Starting a family doesn't mean your love of video games ends there.
Video games played a massive part of my early life. I made, argued, lost, made up with, lost and rekindled again several friends, some of them life-long, thanks to video games. Video games stirred my imagination, got me thinking, creating and exploring unlike almost any other medium available at the time. For something that played such an important role in my childhood and teenage development, I think it's redundant to just toss aside something that means so much to you and never revisit it again. What will you tell your own children about your childhood when they are old enough to become curious about what you did for recreation at their age?

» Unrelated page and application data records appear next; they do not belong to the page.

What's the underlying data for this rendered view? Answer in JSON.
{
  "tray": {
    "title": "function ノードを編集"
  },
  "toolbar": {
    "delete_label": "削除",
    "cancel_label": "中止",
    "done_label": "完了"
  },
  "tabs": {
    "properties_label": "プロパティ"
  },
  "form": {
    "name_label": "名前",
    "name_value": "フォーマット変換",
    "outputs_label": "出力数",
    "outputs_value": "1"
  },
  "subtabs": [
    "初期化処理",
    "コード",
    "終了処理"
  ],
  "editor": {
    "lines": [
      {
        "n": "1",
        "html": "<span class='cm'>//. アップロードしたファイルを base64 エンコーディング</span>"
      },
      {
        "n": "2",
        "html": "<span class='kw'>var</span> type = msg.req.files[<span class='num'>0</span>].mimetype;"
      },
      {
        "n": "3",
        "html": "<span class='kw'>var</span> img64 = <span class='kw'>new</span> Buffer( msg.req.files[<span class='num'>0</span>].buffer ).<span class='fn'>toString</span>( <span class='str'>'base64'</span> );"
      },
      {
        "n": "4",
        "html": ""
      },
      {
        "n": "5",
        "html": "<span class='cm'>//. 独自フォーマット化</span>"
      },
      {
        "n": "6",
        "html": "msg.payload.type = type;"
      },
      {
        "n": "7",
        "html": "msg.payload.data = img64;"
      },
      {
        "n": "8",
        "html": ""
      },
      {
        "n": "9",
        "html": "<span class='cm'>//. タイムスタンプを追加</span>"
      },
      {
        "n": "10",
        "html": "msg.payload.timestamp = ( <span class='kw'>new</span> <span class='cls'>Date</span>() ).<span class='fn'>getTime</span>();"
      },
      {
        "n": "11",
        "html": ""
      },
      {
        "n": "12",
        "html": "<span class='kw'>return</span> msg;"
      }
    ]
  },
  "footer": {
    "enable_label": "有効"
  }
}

Today I still have a small, but perfectly manageable collection. It is mostly comprised of books, merchandise, a couple of modern handhelds, a PS2, an XBOX 360 and a Dreamcast. I'm not really sure why I held on to the Dreamcast, I'm not even that massive a fan of it, but it's there, sat on my desk, in my cramped shoebox office connected to a Framemeister, an HDMI switch and an LCD monitor for a dust off once every 6 months or so. As for retro games, emulation is my staple these days. Retropie and a GPD XD are my platforms of choice. What income would have previously been spent on sealed copies of Gaia Seed and Battle Garegga is now spent on Pampers Jumbo packs and multibuy tubs of Liga. So emulation for me is a key access point for my retro gaming needs.
I still think I have too much stuff. But that isn't really the point of my writing this lengthy commentary-cum-confessional. Parting with my collection, becoming a father and now entering the spectacular suffusion of tiring 2 hourly feeds to watching my son begin to take his first steps has, in its own chaotic way, provided me with an entirely new approach to my relationship with retro games and personal interests. For those yet to experience the joy of parenthood, let it be said that there are no truer words than "your life revolves around your children".
This is gospel. This is fact. It's not a ploy or scare tactic. It's actually a genuine heartfelt feeling that will find a way to rise to the very summit of your soul and innermost thoughts no matter how deeply locked away you think it may be.
What it does not mean is that 'your' life stops right there.
I have a new relationship with video games, collecting and making time for personal interests now. What little free time away from my family I may have I consider being precious. After all it's what makes me, me. Keeps me, me. With that in mind I've taken an entirely new approach to retain and maximise my interests.
I run a personal blog. I printed a one off fanzine. I involve myself in social media, a resource which has proven to be invaluable over the past decade or so. I've also developed a keen interest in archiving and preserving retro games and related items manufactured on susceptible storage formats. I don't get so much time to play games any more, but I do have enough time to soak up more knowledge and, I hope, help play a part in preserving even just a fraction of history for future generations.
Starting a family didn't stop me from enjoying the hobbies and interests I love. It helped me approach them in new ways that have helped take my passion even further and toward new avenues. Starting a family, for me, did not mean the end of my interest in retro gaming.
What about you?
Have you been affected by a significant or life-changing event? What impact did it have on your hobbies and interests? Are you a parent that loves retro gaming? How do you find time to maintain your hobby? I would love to hear your stories so make sure to leave a comment below!
|< Prev||Next >|